EXERCISE BRIEF: Copy out all the data, word for word.

RECORDS FOR THE TASK:

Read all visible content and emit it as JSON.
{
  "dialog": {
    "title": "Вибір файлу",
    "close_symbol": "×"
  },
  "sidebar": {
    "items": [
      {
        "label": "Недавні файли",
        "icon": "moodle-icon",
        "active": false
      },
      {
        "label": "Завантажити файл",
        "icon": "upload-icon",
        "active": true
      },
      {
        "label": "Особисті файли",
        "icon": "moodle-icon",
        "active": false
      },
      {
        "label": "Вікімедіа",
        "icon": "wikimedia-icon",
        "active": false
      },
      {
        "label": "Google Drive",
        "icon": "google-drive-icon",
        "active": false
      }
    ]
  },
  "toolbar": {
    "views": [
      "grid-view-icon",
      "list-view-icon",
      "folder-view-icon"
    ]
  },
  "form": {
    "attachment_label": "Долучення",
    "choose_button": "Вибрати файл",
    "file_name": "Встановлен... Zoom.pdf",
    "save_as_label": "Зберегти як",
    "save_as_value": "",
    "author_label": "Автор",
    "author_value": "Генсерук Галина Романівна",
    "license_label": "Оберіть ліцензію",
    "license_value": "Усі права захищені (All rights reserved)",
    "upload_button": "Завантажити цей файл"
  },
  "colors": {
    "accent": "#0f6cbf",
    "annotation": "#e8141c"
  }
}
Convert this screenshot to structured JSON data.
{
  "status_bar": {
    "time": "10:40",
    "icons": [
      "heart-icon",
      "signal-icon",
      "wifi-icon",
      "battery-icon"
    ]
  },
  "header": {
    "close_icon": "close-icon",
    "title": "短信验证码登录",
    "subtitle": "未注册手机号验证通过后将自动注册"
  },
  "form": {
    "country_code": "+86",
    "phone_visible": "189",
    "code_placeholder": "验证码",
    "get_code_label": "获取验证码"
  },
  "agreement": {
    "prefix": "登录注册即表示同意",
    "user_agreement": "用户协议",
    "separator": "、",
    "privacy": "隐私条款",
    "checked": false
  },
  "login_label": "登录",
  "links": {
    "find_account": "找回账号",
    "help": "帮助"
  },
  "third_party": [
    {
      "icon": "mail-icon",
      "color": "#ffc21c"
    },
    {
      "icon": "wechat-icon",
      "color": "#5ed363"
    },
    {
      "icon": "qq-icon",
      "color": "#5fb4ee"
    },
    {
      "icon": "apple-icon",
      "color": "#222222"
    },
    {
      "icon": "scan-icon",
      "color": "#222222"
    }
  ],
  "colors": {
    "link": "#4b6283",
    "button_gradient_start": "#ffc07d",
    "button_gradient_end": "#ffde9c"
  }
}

SOLUTION TO THIS TASK:
Read all visible content and emit it as JSON.
{
  "dialog": {
    "title": "Вибір файлу",
    "close_symbol": "×"
  },
  "sidebar": {
    "items": [
      {
        "label": "Недавні файли",
        "icon": "moodle-icon",
        "active": false
      },
      {
        "label": "Завантажити файл",
        "icon": "upload-icon",
        "active": true
      },
      {
        "label": "Особисті файли",
        "icon": "moodle-icon",
        "active": false
      },
      {
        "label": "Вікімедіа",
        "icon": "wikimedia-icon",
        "active": false
      },
      {
        "label": "Google Drive",
        "icon": "google-drive-icon",
        "active": false
      }
    ]
  },
  "toolbar": {
    "views": [
      "grid-view-icon",
      "list-view-icon",
      "folder-view-icon"
    ]
  },
  "form": {
    "attachment_label": "Долучення",
    "choose_button": "Вибрати файл",
    "file_name": "Встановлен... Zoom.pdf",
    "save_as_label": "Зберегти як",
    "save_as_value": "",
    "author_label": "Автор",
    "author_value": "Генсерук Галина Романівна",
    "license_label": "Оберіть ліцензію",
    "license_value": "Усі права захищені (All rights reserved)",
    "upload_button": "Завантажити цей файл"
  },
  "colors": {
    "accent": "#0f6cbf",
    "annotation": "#e8141c"
  }
}
Convert this screenshot to structured JSON data.
{
  "status_bar": {
    "time": "10:40",
    "icons": [
      "heart-icon",
      "signal-icon",
      "wifi-icon",
      "battery-icon"
    ]
  },
  "header": {
    "close_icon": "close-icon",
    "title": "短信验证码登录",
    "subtitle": "未注册手机号验证通过后将自动注册"
  },
  "form": {
    "country_code": "+86",
    "phone_visible": "189",
    "code_placeholder": "验证码",
    "get_code_label": "获取验证码"
  },
  "agreement": {
    "prefix": "登录注册即表示同意",
    "user_agreement": "用户协议",
    "separator": "、",
    "privacy": "隐私条款",
    "checked": false
  },
  "login_label": "登录",
  "links": {
    "find_account": "找回账号",
    "help": "帮助"
  },
  "third_party": [
    {
      "icon": "mail-icon",
      "color": "#ffc21c"
    },
    {
      "icon": "wechat-icon",
      "color": "#5ed363"
    },
    {
      "icon": "qq-icon",
      "color": "#5fb4ee"
    },
    {
      "icon": "apple-icon",
      "color": "#222222"
    },
    {
      "icon": "scan-icon",
      "color": "#222222"
    }
  ],
  "colors": {
    "link": "#4b6283",
    "button_gradient_start": "#ffc07d",
    "button_gradient_end": "#ffde9c"
  }
}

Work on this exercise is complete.